Another sign of a program being hacked is that it will no longer work correctly. Most of the time programs do not work correctly because the hacker has modified them do accomplish another task. A skilled hacker however can modify the program so it still works correctly and does what he wants it do. If a program is exploited there are ways to tell how it happened. Finding out how a program was exploited can be a very tedious process since it usually starts with taking parts of the program and looking at them individually. Putting an exploited program back together again to see how it was exploited is shown in the book.
When a hacker is exploiting a program his IP address can be written to a log file. Camouflaging the log files so that his IP address can not be detected is shown in the book. When an IP address is hidden, it is called spoofing the IP address.

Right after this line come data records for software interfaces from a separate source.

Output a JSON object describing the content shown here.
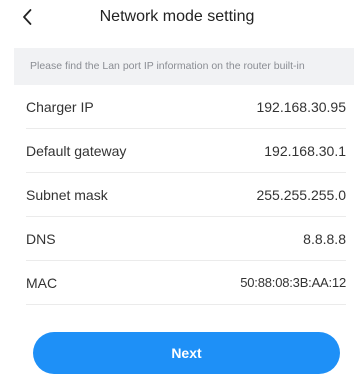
{
  "header": {
    "title": "Network mode setting",
    "back_icon": "chevron-left-icon"
  },
  "notice": {
    "text": "Please find the Lan port IP information on the router built-in"
  },
  "rows": [
    {
      "label": "Charger IP",
      "value": "192.168.30.95"
    },
    {
      "label": "Default gateway",
      "value": "192.168.30.1"
    },
    {
      "label": "Subnet mask",
      "value": "255.255.255.0"
    },
    {
      "label": "DNS",
      "value": "8.8.8.8"
    },
    {
      "label": "MAC",
      "value": "50:88:08:3B:AA:12"
    }
  ],
  "actions": {
    "next_label": "Next"
  },
  "colors": {
    "accent": "#1e90f7",
    "notice_bg": "#f1f2f4",
    "notice_text": "#8a8d93",
    "text": "#333333"
  }
}
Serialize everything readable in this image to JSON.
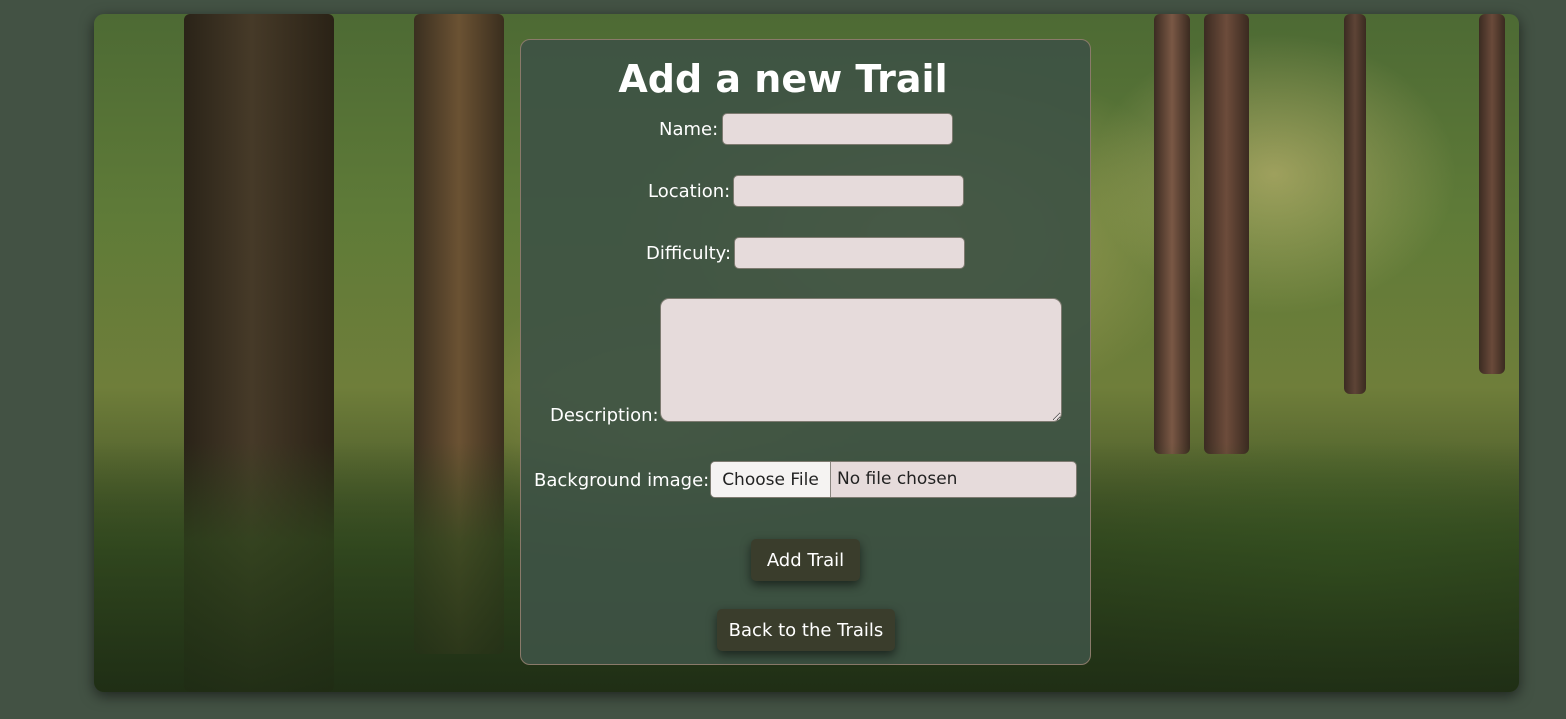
{
  "page": {
    "title": "Add a new Trail"
  },
  "form": {
    "name_label": "Name:",
    "name_value": "",
    "location_label": "Location:",
    "location_value": "",
    "difficulty_label": "Difficulty:",
    "difficulty_value": "",
    "description_label": "Description:",
    "description_value": "",
    "background_label": "Background image:",
    "file_button_label": "Choose File",
    "file_status": "No file chosen"
  },
  "actions": {
    "add_trail_label": "Add Trail",
    "back_label": "Back to the Trails"
  },
  "colors": {
    "page_background": "#435244",
    "panel_background": "#3e5244",
    "input_background": "#e6dbdb",
    "button_background": "#3a3d2c",
    "text": "#ffffff"
  }
}
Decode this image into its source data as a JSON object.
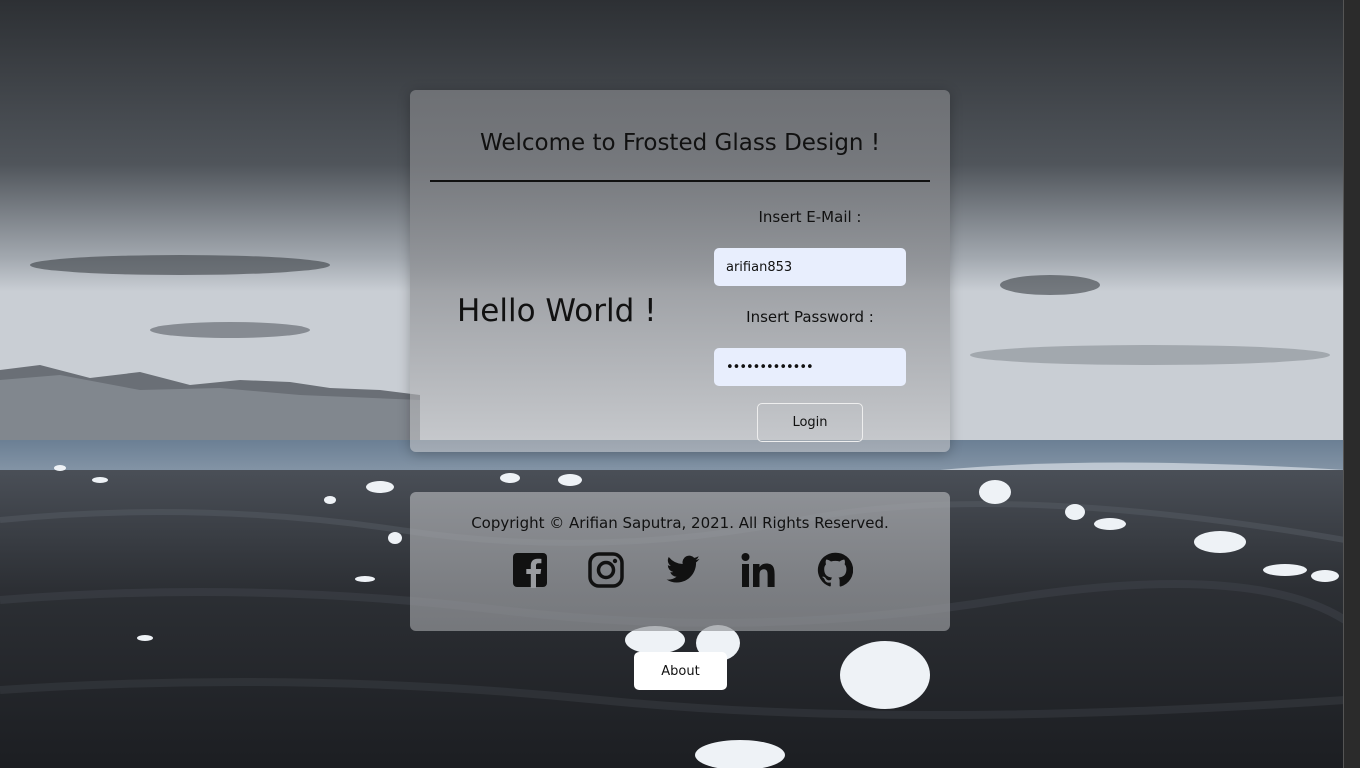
{
  "card": {
    "title": "Welcome to Frosted Glass Design !",
    "hello": "Hello World !",
    "email_label": "Insert E-Mail :",
    "email_value": "arifian853",
    "password_label": "Insert Password :",
    "password_value": "•••••••••••••",
    "login_label": "Login"
  },
  "footer": {
    "copyright": "Copyright © Arifian Saputra, 2021. All Rights Reserved.",
    "social": [
      "facebook-icon",
      "instagram-icon",
      "twitter-icon",
      "linkedin-icon",
      "github-icon"
    ]
  },
  "about_label": "About",
  "colors": {
    "input_bg": "#e8eefd",
    "text": "#111111",
    "button_bg": "#ffffff"
  }
}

The Whole Infrastructure
The use of intrusion detection systems and intrusion prevention systems greatly helps avoid the risk of being exploited. Even firewalls and routers have log files that can show evidence of hacking. Making sure that outbound TCP connections cannot be processed is one way to limit being found. A few ways are shown in the book on how to use TCP connections so that it is easier to go undetected.

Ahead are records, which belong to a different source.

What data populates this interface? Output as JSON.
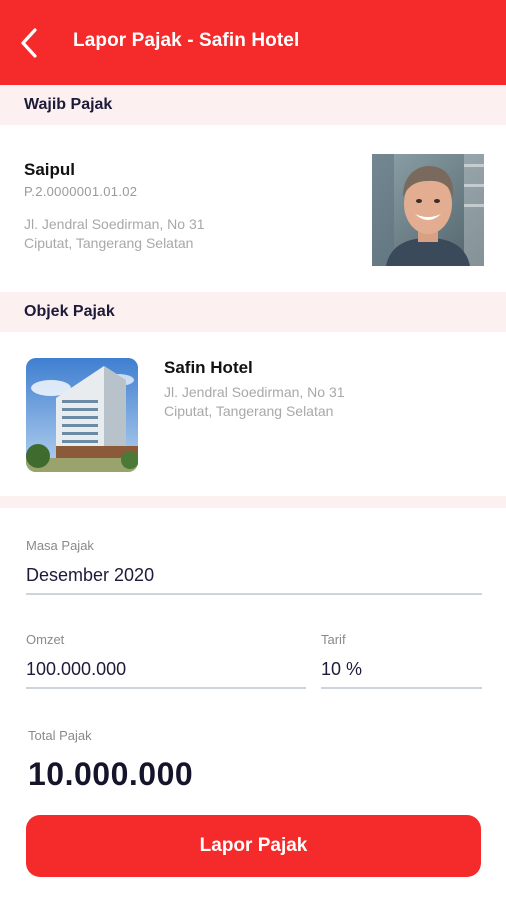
{
  "header": {
    "back_icon": "chevron-left-icon",
    "title": "Lapor Pajak - Safin Hotel",
    "background_color": "#f52a2a"
  },
  "wajib_pajak": {
    "section_title": "Wajib Pajak",
    "name": "Saipul",
    "npwpd": "P.2.0000001.01.02",
    "address_line1": "Jl. Jendral Soedirman, No 31",
    "address_line2": "Ciputat, Tangerang Selatan"
  },
  "objek_pajak": {
    "section_title": "Objek Pajak",
    "name": "Safin Hotel",
    "address_line1": "Jl. Jendral Soedirman, No 31",
    "address_line2": "Ciputat, Tangerang Selatan"
  },
  "form": {
    "masa_pajak": {
      "label": "Masa Pajak",
      "value": "Desember 2020"
    },
    "omzet": {
      "label": "Omzet",
      "value": "100.000.000"
    },
    "tarif": {
      "label": "Tarif",
      "value": "10 %"
    },
    "total_pajak": {
      "label": "Total Pajak",
      "value": "10.000.000"
    }
  },
  "submit": {
    "label": "Lapor Pajak",
    "color": "#f52a2a"
  }
}
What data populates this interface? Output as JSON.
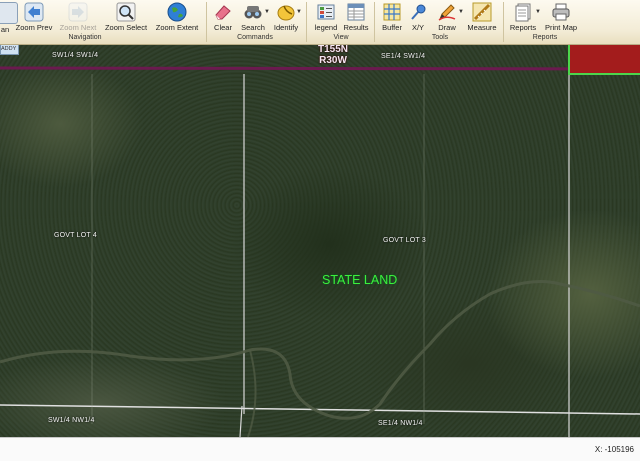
{
  "toolbar": {
    "navigation": {
      "label": "Navigation",
      "tools": [
        {
          "label": "an",
          "icon": "pan-icon",
          "enabled": true
        },
        {
          "label": "Zoom Prev",
          "icon": "arrow-left-icon",
          "enabled": true
        },
        {
          "label": "Zoom Next",
          "icon": "arrow-right-icon",
          "enabled": false
        },
        {
          "label": "Zoom Select",
          "icon": "magnifier-icon",
          "enabled": true
        },
        {
          "label": "Zoom Extent",
          "icon": "globe-icon",
          "enabled": true
        }
      ]
    },
    "commands": {
      "label": "Commands",
      "tools": [
        {
          "label": "Clear",
          "icon": "eraser-icon"
        },
        {
          "label": "Search",
          "icon": "binoculars-icon"
        },
        {
          "label": "Identify",
          "icon": "identify-icon"
        }
      ]
    },
    "view": {
      "label": "View",
      "tools": [
        {
          "label": "legend",
          "icon": "legend-icon"
        },
        {
          "label": "Results",
          "icon": "results-icon"
        }
      ]
    },
    "tools": {
      "label": "Tools",
      "tools": [
        {
          "label": "Buffer",
          "icon": "buffer-icon"
        },
        {
          "label": "X/Y",
          "icon": "pin-icon"
        },
        {
          "label": "Draw",
          "icon": "pencil-icon"
        },
        {
          "label": "Measure",
          "icon": "ruler-icon"
        }
      ]
    },
    "reports": {
      "label": "Reports",
      "tools": [
        {
          "label": "Reports",
          "icon": "report-icon"
        },
        {
          "label": "Print Map",
          "icon": "printer-icon"
        }
      ]
    }
  },
  "map": {
    "township_range": [
      "T155N",
      "R30W"
    ],
    "road_tag": "ADDY",
    "parcel_label": "STATE LAND",
    "quarter_labels": {
      "top_left": "SW1/4 SW1/4",
      "top_right": "SE1/4 SW1/4",
      "mid_left": "GOVT LOT 4",
      "mid_center": "GOVT LOT 3",
      "bottom_left": "SW1/4 NW1/4",
      "bottom_right": "SE1/4 NW1/4"
    },
    "colors": {
      "section_line": "#6b1a4f",
      "parcel_text": "#3cf03c",
      "selected_parcel": "#a31c1c",
      "grid_lines": "#d8d8d8"
    }
  },
  "status": {
    "coordinates": "X: -105196"
  }
}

When using shellcode to exploit programs, it can be caught by intrusion detection systems. Usually the intrusion detection system will catch the programs that are already written and have noticeable shell code in them. Most exploit programs will be caught because real hackers are not using them. There are ways to hide shellcode so it can be harder to detect. A couple of examples on how to hide shellcode are found in the book.
Sometimes there are restrictions put on buffers so that vulnerabilities cannot be exploited. There are a few ways that the book depicts on how to get around buffer restrictions.

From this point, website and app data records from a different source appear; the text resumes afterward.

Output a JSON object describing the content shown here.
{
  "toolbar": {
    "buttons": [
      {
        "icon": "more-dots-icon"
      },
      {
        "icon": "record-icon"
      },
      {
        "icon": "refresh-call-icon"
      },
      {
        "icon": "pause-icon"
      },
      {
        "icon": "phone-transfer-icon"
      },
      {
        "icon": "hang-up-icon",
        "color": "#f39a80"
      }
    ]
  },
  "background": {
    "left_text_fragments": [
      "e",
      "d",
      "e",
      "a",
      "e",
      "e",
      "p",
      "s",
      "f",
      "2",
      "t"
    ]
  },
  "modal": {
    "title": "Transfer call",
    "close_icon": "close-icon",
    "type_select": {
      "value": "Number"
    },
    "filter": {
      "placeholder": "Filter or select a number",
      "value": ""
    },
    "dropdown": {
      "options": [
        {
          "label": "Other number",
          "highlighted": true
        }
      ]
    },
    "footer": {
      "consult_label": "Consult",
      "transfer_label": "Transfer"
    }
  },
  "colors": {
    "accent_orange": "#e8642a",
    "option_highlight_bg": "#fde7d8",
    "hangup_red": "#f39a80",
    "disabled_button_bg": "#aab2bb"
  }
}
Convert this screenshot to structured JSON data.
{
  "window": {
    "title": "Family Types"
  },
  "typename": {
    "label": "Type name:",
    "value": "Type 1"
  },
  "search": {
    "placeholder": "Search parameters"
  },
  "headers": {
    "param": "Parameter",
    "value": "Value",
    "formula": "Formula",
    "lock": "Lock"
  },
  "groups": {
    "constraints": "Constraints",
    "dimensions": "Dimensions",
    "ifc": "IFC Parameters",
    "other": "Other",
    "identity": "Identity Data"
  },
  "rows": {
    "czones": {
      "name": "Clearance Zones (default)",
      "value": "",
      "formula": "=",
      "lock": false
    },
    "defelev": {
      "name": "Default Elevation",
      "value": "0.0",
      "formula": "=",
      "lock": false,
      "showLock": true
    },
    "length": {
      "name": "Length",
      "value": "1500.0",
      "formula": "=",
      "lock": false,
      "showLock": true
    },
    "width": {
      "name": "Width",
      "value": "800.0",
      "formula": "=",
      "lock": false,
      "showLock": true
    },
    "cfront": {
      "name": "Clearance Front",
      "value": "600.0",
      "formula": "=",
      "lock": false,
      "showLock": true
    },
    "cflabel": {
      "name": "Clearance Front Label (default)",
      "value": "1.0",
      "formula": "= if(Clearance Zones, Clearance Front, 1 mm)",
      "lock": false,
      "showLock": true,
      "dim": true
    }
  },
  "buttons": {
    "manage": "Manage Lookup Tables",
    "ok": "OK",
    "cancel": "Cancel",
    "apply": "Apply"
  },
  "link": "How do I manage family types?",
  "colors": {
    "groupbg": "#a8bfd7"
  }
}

The exploits that are found in this book have been around for a long time. It took hackers a while before they figured out how to take advantage of the vulnerabilities described in this book. Memory corruption, a change of control, and the use of shellcode are the three easiest steps to exploitation.
Most applications do not use the stack for any type of executing. One defense is to make the stack non-executable so that buffer overflows cannot be used in the exploitation of the program. This defense is very effective for stopping the use of shellcode in an application. However, there is a way to get around the use of a non-executable stack which is shown and described in the book.
Randomized Stack Space
A randomized stack is a type of countermeasure used so that the hacker is unable to tell where the shellcode he implemented is. It randomizes the memory layout within the stack. Once again, there is also a way to get around this countermeasure with some examples in the book.
Cryptology is the use of communicating secretly through the use of ciphers, and cryptanalysis is the process of cracking or deciphering such secret communications. This chapter offers information on the theory of cryptology, including the work of Claude Shannon, and concepts including unconditional security, one-time pads, quantum key distribution, and computational security.
Using the same key to encrypt and to decrypt messages is symmetric encryption. Asymmetric encryption involves using different keys (public and private). This chapter gives some examples of both kinds of encryption, and how to use them.
A cipher is an encryption algorithm. Combining the use of a symmetric cipher and asymmetric cipher is called a hybrid cipher. Ways to attack ciphers and to get around some encryption methods are shown and described in the book.
The chapter also shows methods to figure out encrypted passwords, including brute-force attacks and hash look-ups. It also offers methods to get around wireless 802.11b (Wi-Fi) and wired equivalent privacy (WEP) encryption.
- "Book Review: Hacking". 25 July 2004. Archived from the original on 25 July 2004. Retrieved 26 July 2018.
- Schaefer, Ed. "Hacking: The Art of Exploitation, 2nd Edition : Linux Magazine". Linux Magazine. Retrieved 26 July 2018.
- Erickson, Jon. Hacking: The Art of Exploitation. No Starch Press, 2003. ISBN 1-59327-007-0
- John Baichtal (March 3, 2008). "GeekDad Review: Hacking: The Art of Exploitation". Wired. Retrieved March 27, 2009.